- Employee Engagement, Diversity & Inclusion
Business Model and Innovation
- Product Design & Lifecycle Management
- Business Model Resilience
- Supply Chain Management
- Materials Sourcing & Efficiency
Physical Impacts of Climate ChangeThe category addresses the company’s ability to manage risks and opportunities associated with direct exposure of its owned or controlled assets and operations to actual or potential physical impacts of climate change. It captures environmental and social issues that may arise from operational disruptions due to physical impacts of climate change. It further captures socio-economic issues resulting from companies failing to incorporate climate change consideration in products and services sold, such as insurance policies and mortgages. The category relates to the company's ability to adapt to increased frequency and severity of extreme weather, shifting climate, sea level risk, and other expected physical impacts of climate change. Management may involve enhancing resiliency of physical assets and/or surrounding infrastructure as well as incorporation of climate change-related considerations into key business activities (e.g., mortgage and insurance underwriting, planning and development of real estate projects).
Leadership and Governance
- Business Ethics
- Competitive Behavior
- Management of the Legal & Regulatory Environment
- Critical Incident Risk Management
- Systemic Risk Management
Disclosure Topics (Industry specific) for: Hotels & Lodging
Hotel buildings require a significant amount of energy to operate, which is a substantial portion of hotel operating expenses. The industry purchases the majority of its electricity commercially. This purchased electricity indirectly results in greenhouse gas (GHG) emissions, which is a significant contributor to climate change. Entities in the industry are implementing energy management best practices to reduce operating expenses and environmental impacts and to improve their brand value with guests, who increasingly are concerned about environmental sustainability.
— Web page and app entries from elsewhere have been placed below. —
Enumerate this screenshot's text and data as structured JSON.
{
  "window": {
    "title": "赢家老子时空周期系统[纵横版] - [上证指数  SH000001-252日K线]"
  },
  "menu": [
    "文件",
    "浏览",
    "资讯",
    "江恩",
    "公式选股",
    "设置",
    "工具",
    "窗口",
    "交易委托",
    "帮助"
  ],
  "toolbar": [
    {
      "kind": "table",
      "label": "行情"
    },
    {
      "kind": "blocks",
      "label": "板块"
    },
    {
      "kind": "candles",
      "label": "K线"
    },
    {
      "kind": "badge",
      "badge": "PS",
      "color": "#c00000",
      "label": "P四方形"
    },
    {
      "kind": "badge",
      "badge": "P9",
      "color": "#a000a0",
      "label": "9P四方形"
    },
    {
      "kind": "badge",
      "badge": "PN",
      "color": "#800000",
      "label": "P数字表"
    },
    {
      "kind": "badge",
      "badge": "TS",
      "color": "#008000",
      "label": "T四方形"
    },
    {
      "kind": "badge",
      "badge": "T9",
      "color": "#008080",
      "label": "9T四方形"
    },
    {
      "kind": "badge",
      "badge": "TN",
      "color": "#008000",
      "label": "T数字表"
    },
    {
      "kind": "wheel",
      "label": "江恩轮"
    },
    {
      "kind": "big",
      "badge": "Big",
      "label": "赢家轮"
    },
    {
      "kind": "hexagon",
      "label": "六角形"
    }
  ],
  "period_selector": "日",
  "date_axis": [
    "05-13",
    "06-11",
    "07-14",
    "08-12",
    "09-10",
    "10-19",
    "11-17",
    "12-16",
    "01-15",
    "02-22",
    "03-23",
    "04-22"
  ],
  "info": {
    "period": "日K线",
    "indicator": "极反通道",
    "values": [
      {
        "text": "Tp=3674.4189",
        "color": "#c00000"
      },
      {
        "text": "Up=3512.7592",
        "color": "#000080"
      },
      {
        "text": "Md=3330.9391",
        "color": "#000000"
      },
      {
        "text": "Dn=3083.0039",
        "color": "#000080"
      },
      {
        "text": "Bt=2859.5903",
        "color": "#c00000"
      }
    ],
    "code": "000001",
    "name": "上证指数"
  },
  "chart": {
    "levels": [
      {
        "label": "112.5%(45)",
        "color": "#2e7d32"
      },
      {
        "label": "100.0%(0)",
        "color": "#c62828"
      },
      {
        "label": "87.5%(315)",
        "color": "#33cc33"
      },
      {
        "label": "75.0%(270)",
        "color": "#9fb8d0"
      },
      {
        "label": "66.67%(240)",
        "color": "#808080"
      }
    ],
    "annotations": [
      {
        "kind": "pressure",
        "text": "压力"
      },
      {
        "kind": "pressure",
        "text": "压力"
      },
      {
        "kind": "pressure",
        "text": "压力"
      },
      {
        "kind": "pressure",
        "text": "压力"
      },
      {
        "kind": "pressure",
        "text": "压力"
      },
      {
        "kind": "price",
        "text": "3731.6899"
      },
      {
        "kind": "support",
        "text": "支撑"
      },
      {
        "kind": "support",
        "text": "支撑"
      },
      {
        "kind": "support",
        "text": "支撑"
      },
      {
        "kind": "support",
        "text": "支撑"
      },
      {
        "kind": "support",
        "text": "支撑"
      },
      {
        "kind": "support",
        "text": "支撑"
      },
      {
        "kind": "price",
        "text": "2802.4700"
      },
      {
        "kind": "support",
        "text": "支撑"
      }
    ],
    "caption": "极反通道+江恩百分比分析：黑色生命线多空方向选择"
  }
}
Hotel buildings require a relatively large amount of water resources to operate. Although water is not the industry’s greatest operating cost, reduced water availability or significant price increases could affect financial results. This effect may be particularly acute in water-stressed regions because of supply constraints. Entities in the industry are implementing water management best practices to reduce operating expenses and environmental impacts and to improve their brand value with guests, who increasingly are concerned about environmental sustainability.
Healthy ecosystems are linked with the economic and financial performance of local communities and businesses. The influx of tourists and the waste generated by hotels can present risks to sensitive ecosystems such as coral reefs and nature preserves. Poor environmental protection practices may preclude hotels from obtaining new construction licenses in these sensitive areas and could, in the long term, diminish natural attractions for tourists that help to generate revenue for communities and hotels. In contrast, protection of the environment may make travel destinations more attractive and increase demand for room bookings.
The Hotels & Lodging industry is highly reliant on labour to operate large facilities. A service-oriented workforce that is able to provide guests a pleasant stay is a key value driver for hotel entities. This, combined with labour force dynamics, can lead to low job satisfaction that can result in high turnover and potential lawsuits, which contribute to increased expenses for hotel operators. Hotels that work to prevent discriminatory practices and ensure fair wages can improve worker satisfaction and reduce turnover.
Climate Change Adaptation
Hotels operating in climate change-exposed areas may be impacted by physical climate risks including inclement weather and flooding. Inclement weather may damage property and disrupt operations, thereby reducing asset values and revenues. In addition, hotels may face higher insurance premiums for buildings located in coastal regions or may be unable to insure their properties. Hotel operators will likely need to adapt to shifting climate trends such as rising sea levels, hurricanes, and flooding in order to maintain their climate-exposed revenue-generating properties.